Deputy Governor of Bayelsa State, retired Rear Admiral John Jonah, on Monday, June 18, 2018 criticised Shell Petroleum Development Company (SPDC) over the frequent spills on oilfields in the state.
He spoke at one of the spill sites at Agoro community in Ekeremor Local Government Area following the leak of the SPDC River Ramos pipeline.
Jonah urged SPDC to conduct an integrity test on its pipelines in the Niger Delta region, saying many of them were laid a long time ago and may have suffered from corrosion.
The News Agency of Nigeria (NAN) reports that the leak resulted in discharge of crude oil into the river, affecting Agoro community and others in the council area.
The deputy governor also criticised SPDC for the delay in carrying out remediation activities and provision of relief materials to the people in the impacted communities since the incident happened a month ago.
Jonah urged the oil major to expeditiously convene the Joint Investigation Visit (JIV) to ascertain the cause of the spillage.
The deputy governor equally advised SPDC to ensure that all the relevant parties must be involved in the JIV in accordance with international best practices.
He commended the people of Agoro for their patience and for maintaining peace.
Mr Charles Ebulu, a representative of SPDC, however, said that the oil firm was doing all that was necessary to contain further spread of the spilled crude.

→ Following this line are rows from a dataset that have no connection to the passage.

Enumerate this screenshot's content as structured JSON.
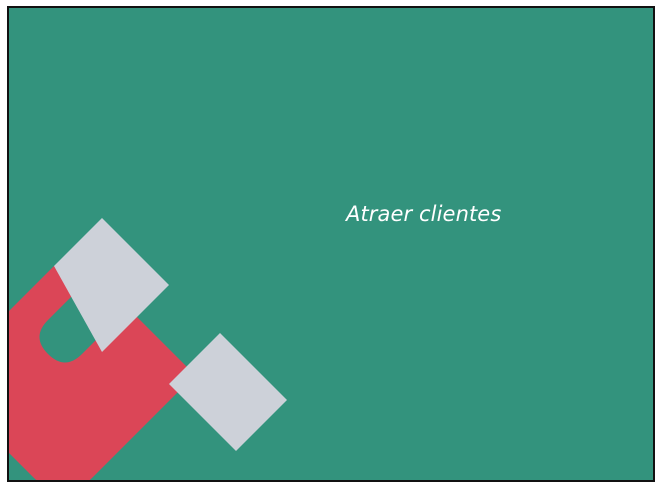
{
  "slide": {
    "caption": "Atraer clientes",
    "background_color": "#33937d",
    "magnet_icon": "magnet-icon",
    "magnet_color": "#db4657",
    "magnet_tip_color": "#cdd1d9"
  }
}
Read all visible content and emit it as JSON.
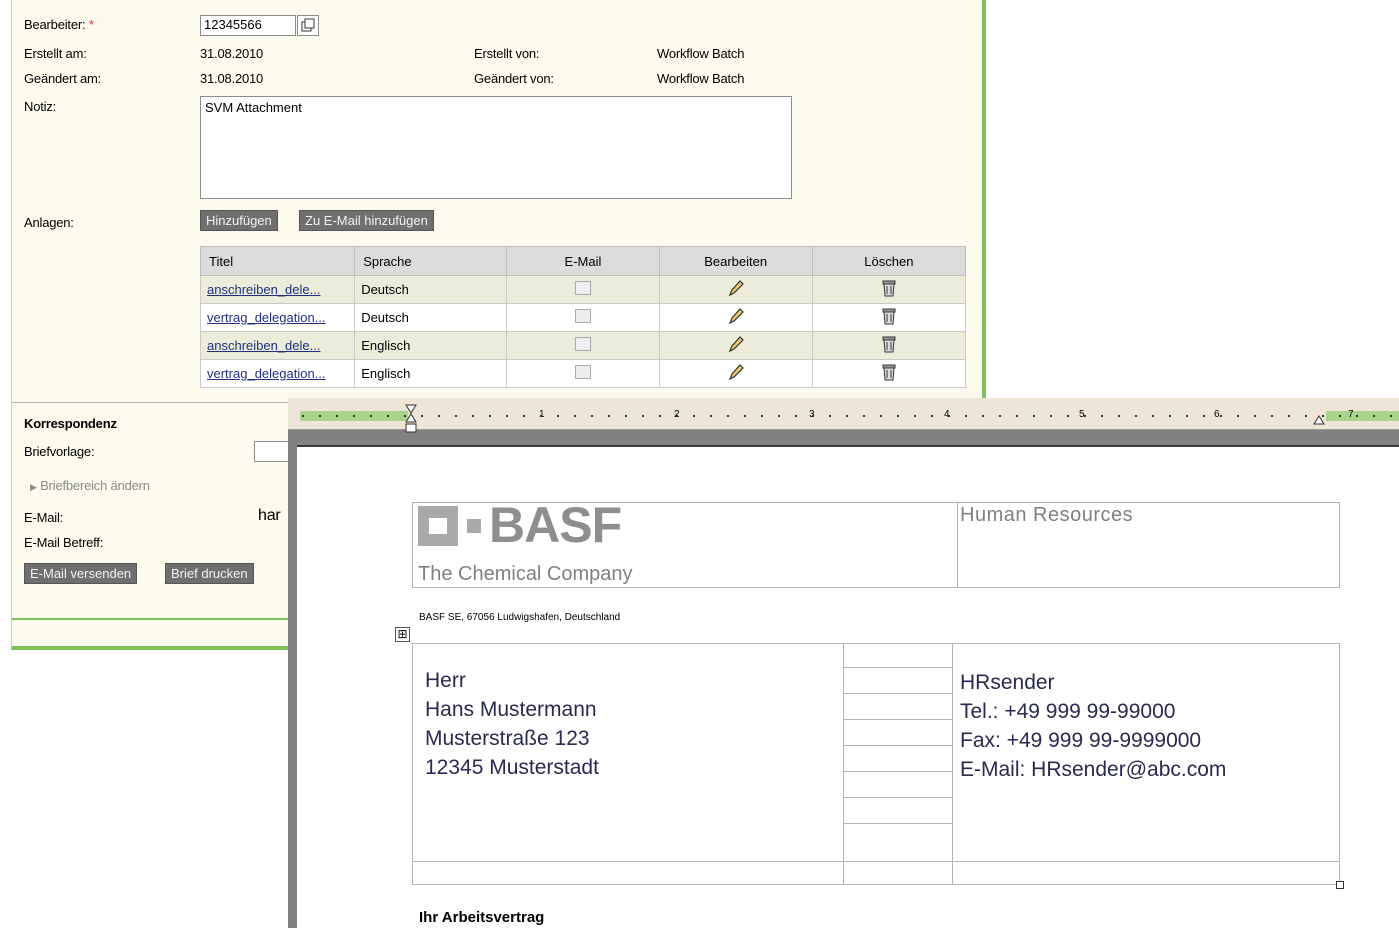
{
  "form": {
    "bearbeiter_label": "Bearbeiter:",
    "required_mark": "*",
    "bearbeiter_value": "12345566",
    "erstellt_am_label": "Erstellt am:",
    "erstellt_am_value": "31.08.2010",
    "erstellt_von_label": "Erstellt von:",
    "erstellt_von_value": "Workflow Batch",
    "geaendert_am_label": "Geändert am:",
    "geaendert_am_value": "31.08.2010",
    "geaendert_von_label": "Geändert von:",
    "geaendert_von_value": "Workflow Batch",
    "notiz_label": "Notiz:",
    "notiz_value": "SVM Attachment",
    "anlagen_label": "Anlagen:",
    "hinzufuegen_button": "Hinzufügen",
    "zu_email_button": "Zu E-Mail hinzufügen"
  },
  "attachments": {
    "headers": [
      "Titel",
      "Sprache",
      "E-Mail",
      "Bearbeiten",
      "Löschen"
    ],
    "rows": [
      {
        "titel": "anschreiben_dele...",
        "sprache": "Deutsch"
      },
      {
        "titel": "vertrag_delegation...",
        "sprache": "Deutsch"
      },
      {
        "titel": "anschreiben_dele...",
        "sprache": "Englisch"
      },
      {
        "titel": "vertrag_delegation...",
        "sprache": "Englisch"
      }
    ]
  },
  "korrespondenz": {
    "heading": "Korrespondenz",
    "briefvorlage_label": "Briefvorlage:",
    "briefbereich_link": "Briefbereich ändern",
    "email_label": "E-Mail:",
    "email_value_partial": "har",
    "email_betreff_label": "E-Mail Betreff:",
    "email_versenden_button": "E-Mail versenden",
    "brief_drucken_button": "Brief drucken"
  },
  "ruler": {
    "numbers": [
      "1",
      "2",
      "3",
      "4",
      "5",
      "6",
      "7"
    ]
  },
  "letter": {
    "logo_text": "BASF",
    "tagline": "The Chemical Company",
    "department": "Human Resources",
    "sender_line": "BASF SE, 67056 Ludwigshafen, Deutschland",
    "recipient": [
      "Herr",
      "Hans Mustermann",
      "Musterstraße 123",
      "12345 Musterstadt"
    ],
    "contact": [
      "HRsender",
      "Tel.: +49 999 99-99000",
      "Fax: +49 999 99-9999000",
      "E-Mail: HRsender@abc.com"
    ],
    "subject": "Ihr Arbeitsvertrag"
  },
  "colors": {
    "form_bg": "#fdfbee",
    "accent_green": "#7cc15a",
    "button_gray": "#6f6f6f"
  }
}
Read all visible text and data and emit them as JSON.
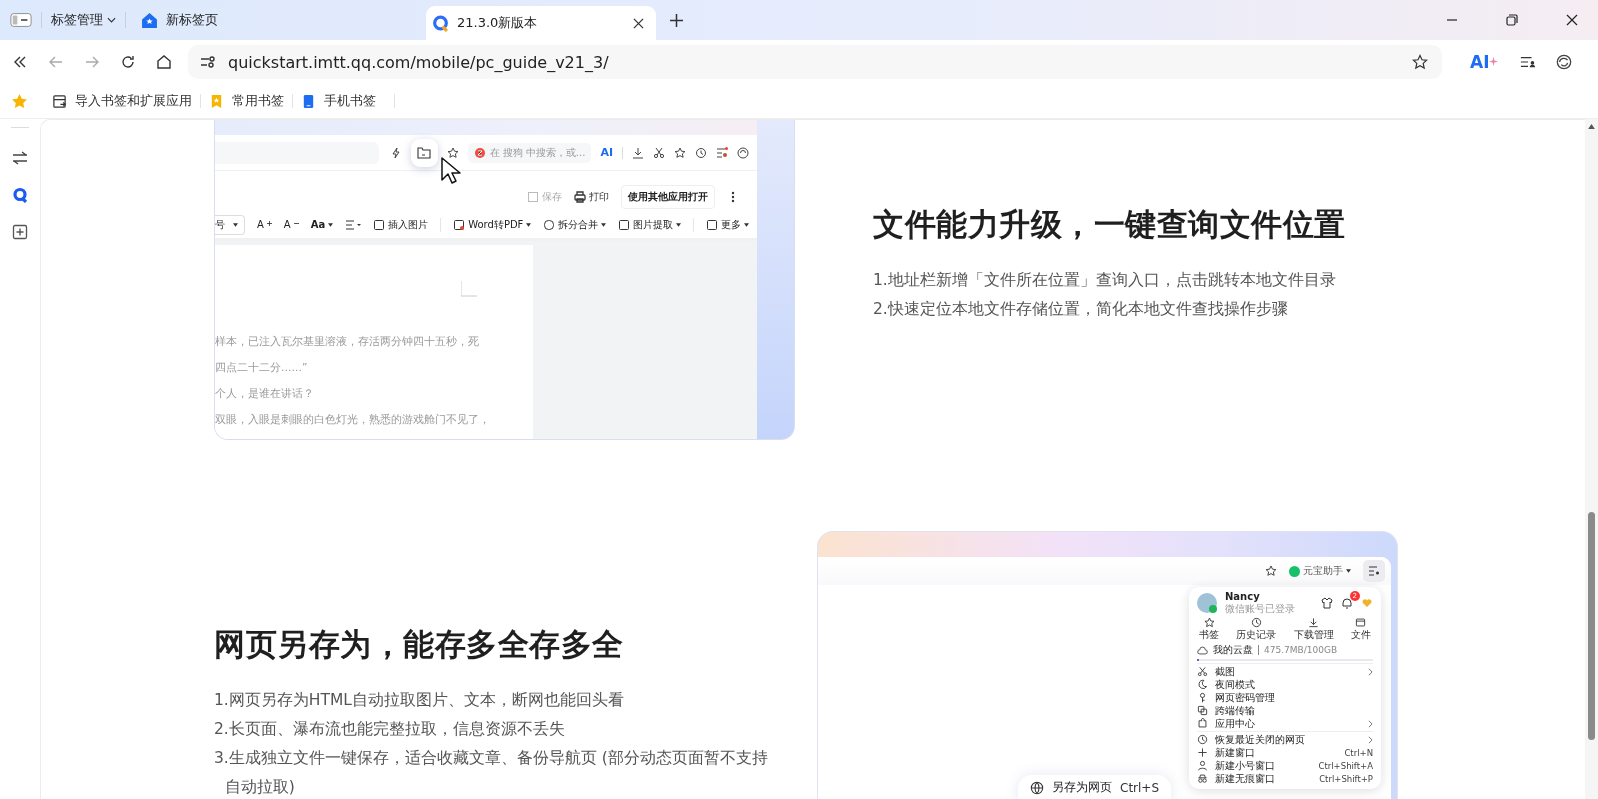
{
  "tab_strip": {
    "tab_manager": "标签管理",
    "tabs": [
      {
        "title": "新标签页",
        "kind": "home",
        "selected": false
      },
      {
        "title": "21.3.0新版本",
        "kind": "site",
        "selected": true
      }
    ]
  },
  "address_bar": {
    "url": "quickstart.imtt.qq.com/mobile/pc_guide_v21_3/",
    "ai_label": "AI"
  },
  "bookmarks": [
    {
      "label": "导入书签和扩展应用",
      "kind": "import"
    },
    {
      "label": "常用书签",
      "kind": "folder"
    },
    {
      "label": "手机书签",
      "kind": "mobile"
    }
  ],
  "file_feature": {
    "title": "文件能力升级，一键查询文件位置",
    "points": [
      "1.地址栏新增「文件所在位置」查询入口，点击跳转本地文件目录",
      "2.快速定位本地文件存储位置，简化本地文件查找操作步骤"
    ],
    "screenshot": {
      "search_placeholder": "在 搜狗 中搜索，或...",
      "ai_label": "AI",
      "doc_actions": [
        {
          "label": "保存",
          "kind": "save",
          "disabled": true
        },
        {
          "label": "打印",
          "kind": "print",
          "disabled": false
        }
      ],
      "open_with_button": "使用其他应用打开",
      "format_tools": [
        {
          "kind": "select",
          "label": "号"
        },
        {
          "kind": "grow",
          "label": "A"
        },
        {
          "kind": "shrink",
          "label": "A"
        },
        {
          "kind": "case",
          "label": "Aa"
        },
        {
          "kind": "align"
        },
        {
          "kind": "image",
          "label": "插入图片"
        },
        {
          "kind": "pdf",
          "label": "Word转PDF"
        },
        {
          "kind": "split",
          "label": "拆分合并"
        },
        {
          "kind": "extract",
          "label": "图片提取"
        },
        {
          "kind": "more",
          "label": "更多"
        }
      ],
      "doc_lines": [
        "样本，已注入瓦尔基里溶液，存活两分钟四十五秒，死",
        "四点二十二分……”",
        "个人，是谁在讲话？",
        "双眼，入眼是刺眼的白色灯光，熟悉的游戏舱门不见了，"
      ]
    }
  },
  "save_feature": {
    "title": "网页另存为，能存多全存多全",
    "points": [
      "1.网页另存为HTML自动拉取图片、文本，断网也能回头看",
      "2.长页面、瀑布流也能完整拉取，信息资源不丢失",
      "3.生成独立文件一键保存，适合收藏文章、备份导航页 (部分动态页面暂不支持自动拉取)"
    ],
    "screenshot": {
      "assistant_label": "元宝助手",
      "menu": {
        "user_name": "Nancy",
        "login_status": "微信账号已登录",
        "notification_count": "2",
        "quick_actions": [
          {
            "label": "书签",
            "kind": "star"
          },
          {
            "label": "历史记录",
            "kind": "clock"
          },
          {
            "label": "下载管理",
            "kind": "download"
          },
          {
            "label": "文件",
            "kind": "file"
          }
        ],
        "cloud": {
          "label": "我的云盘",
          "usage": "475.7MB/100GB",
          "level": 0.01
        },
        "items": [
          {
            "label": "截图",
            "kind": "scissors",
            "submenu": true
          },
          {
            "label": "夜间模式",
            "kind": "moon",
            "submenu": false
          },
          {
            "label": "网页密码管理",
            "kind": "key",
            "submenu": false
          },
          {
            "label": "跨端传输",
            "kind": "transfer",
            "submenu": false
          },
          {
            "label": "应用中心",
            "kind": "apps",
            "submenu": true
          }
        ],
        "window_items": [
          {
            "label": "恢复最近关闭的网页",
            "kind": "restore",
            "submenu": true
          },
          {
            "label": "新建窗口",
            "kind": "plus",
            "shortcut": "Ctrl+N",
            "submenu": false
          },
          {
            "label": "新建小号窗口",
            "kind": "person",
            "shortcut": "Ctrl+Shift+A",
            "submenu": false
          },
          {
            "label": "新建无痕窗口",
            "kind": "incognito",
            "shortcut": "Ctrl+Shift+P",
            "submenu": false
          }
        ]
      },
      "floating_action": {
        "label": "另存为网页",
        "shortcut": "Ctrl+S"
      }
    }
  }
}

Ebulu, who led the deputy governor round the spillage sites, pleaded for understanding from all stakeholders.
He gave an assurance that the issues raised by the deputy governor would be communicated to the appropriate quarters for necessary action.
In his remarks, the Amananaowei of Agoro, Ibamua Ojukonsin, said it took SPDC two weeks to respond after the incident was reported on May 17.
He regretted the delay by SPDC in taking action to contain the spill, adding that the community was yet to receive any form of assistance from the oil firm.
The monarch also decried the recourse of SPDC to always promptly effecting repairs on pipelines in order to resume production without ameliorating the sufferings of residents in impacted communities.
By Nathan Nwakamma